South Georgia landings at Right Whale Bay and Salisbury Plain

We were supposed to land in the morning at Elsehul, on the NW of South Georgia Island but conditions weren’t favorable. This is part of traveling in this part of the world. One must be flexible. Patient.

Instead, Shane took a look at Right Whale Bay for our morning cruise. We couldn’t hike, because the beach was full of testy male fur seals making landing impossible but the cruise was fantastic.

After lunch, we headed to Salisbury Plain. Historically, this was a favorite hunting ground for sealers (both fur and elephant) in the 19th century. Easy access and landing sites with huge numbers of animals made harvesting quick. Today, Salisbury has the second largest King Penguin colony with up to 250,000 individuals during the molting period. We were able to cruise and hike.  It was an amazing experience, being in the minority and having the privilege of stepping into this animal kingdom.

 

 

 

 

Where in the world are you going?

My friends often ask me this question and it makes me chuckle. It means that I’m not the  usual type of traveler. I like living outside of the pack.

Twenty years ago, I read the “Endurance” and vowed that I’d experience wild, untamed Antarctica and follow in Shackleton’s  heroic footsteps. It took two decades, but my number one bucket list trip never diminished in my mind.

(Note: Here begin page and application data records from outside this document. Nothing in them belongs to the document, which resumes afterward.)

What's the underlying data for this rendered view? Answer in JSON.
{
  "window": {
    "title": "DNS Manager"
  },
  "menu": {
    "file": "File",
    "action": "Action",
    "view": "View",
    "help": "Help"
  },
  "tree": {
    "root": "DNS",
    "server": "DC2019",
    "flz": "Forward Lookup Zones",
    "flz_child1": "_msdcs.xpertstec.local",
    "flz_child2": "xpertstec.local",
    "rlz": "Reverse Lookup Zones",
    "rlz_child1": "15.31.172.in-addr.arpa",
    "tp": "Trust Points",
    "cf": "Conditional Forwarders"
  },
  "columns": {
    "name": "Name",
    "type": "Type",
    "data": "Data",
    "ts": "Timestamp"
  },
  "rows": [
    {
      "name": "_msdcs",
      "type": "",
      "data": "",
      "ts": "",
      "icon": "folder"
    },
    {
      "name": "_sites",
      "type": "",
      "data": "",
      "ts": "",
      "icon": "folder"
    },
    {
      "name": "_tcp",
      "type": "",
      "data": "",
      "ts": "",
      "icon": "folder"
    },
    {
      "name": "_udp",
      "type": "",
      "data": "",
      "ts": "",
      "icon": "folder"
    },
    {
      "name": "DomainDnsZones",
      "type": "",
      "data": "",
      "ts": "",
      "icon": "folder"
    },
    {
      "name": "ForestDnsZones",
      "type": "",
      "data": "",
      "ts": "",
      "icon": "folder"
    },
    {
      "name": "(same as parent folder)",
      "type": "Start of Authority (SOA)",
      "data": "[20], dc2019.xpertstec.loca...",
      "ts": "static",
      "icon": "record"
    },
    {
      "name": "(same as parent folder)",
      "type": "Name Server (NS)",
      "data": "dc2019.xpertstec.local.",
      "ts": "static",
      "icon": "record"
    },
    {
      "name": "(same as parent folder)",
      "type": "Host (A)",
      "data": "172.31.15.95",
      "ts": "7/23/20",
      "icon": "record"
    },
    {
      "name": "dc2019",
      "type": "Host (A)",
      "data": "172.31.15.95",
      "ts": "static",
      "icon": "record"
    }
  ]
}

My planning included picking a ship that would let me follow Shackleton’s late 1914-1915 expedition . I wanted to experience his last miles traversing South Georgia, seeking rescue at the Stromness whaling station. I picked a journey with a historian onboard ( the outstanding David “Woody” Wood) with hopes of landing at Elephant island, even though I’d been warned that only one ship out of nine would ever be able to navigate the rough water there.

I’m searching for answers about the psychological components that doomed Scott but saved Shackleton.Consider that Shackleton failed at most everything in his lifetime, but when his men were in jeopardy, he refused to let them die. He surmounted unbelievable hardships where he should have perished many times over. But he didn’t. He brought all of the men safely home to their wives and mothers. He had a backbone of metal.

Always in love with the ice, he died of a heart attack on his last expedition in 1922 at the Grytviken whaling station on South Georgia. I felt honored, standing by his graveside to toast his life with a wee dram of scotch. I poured some onto his grave, sharing with the “boss”. I think he would have liked that.IMG_0938.JPG

 

Shackleton isn’t the only reason Antarctica is so hot on my mind. As a kid, I never missed reading National Geographic and still continue to love the magazine that takes me on spectacular journeys from my couch.

I wanted to walk where few have gone– into the Antarctic wilderness– and walk amongst penguins, seals, and nesting albatross. I dreamed of soaring icebergs rimmed in glowing blue and so many glaciers that many are not named. In my mind, I imagined jumbled packs of sea ice forming endless geometric patterns with the rising or setting sun as a backdrop.

Follow along with me, because Quark and the expedition team led by Shane Evey gave me all of those visions and so many more.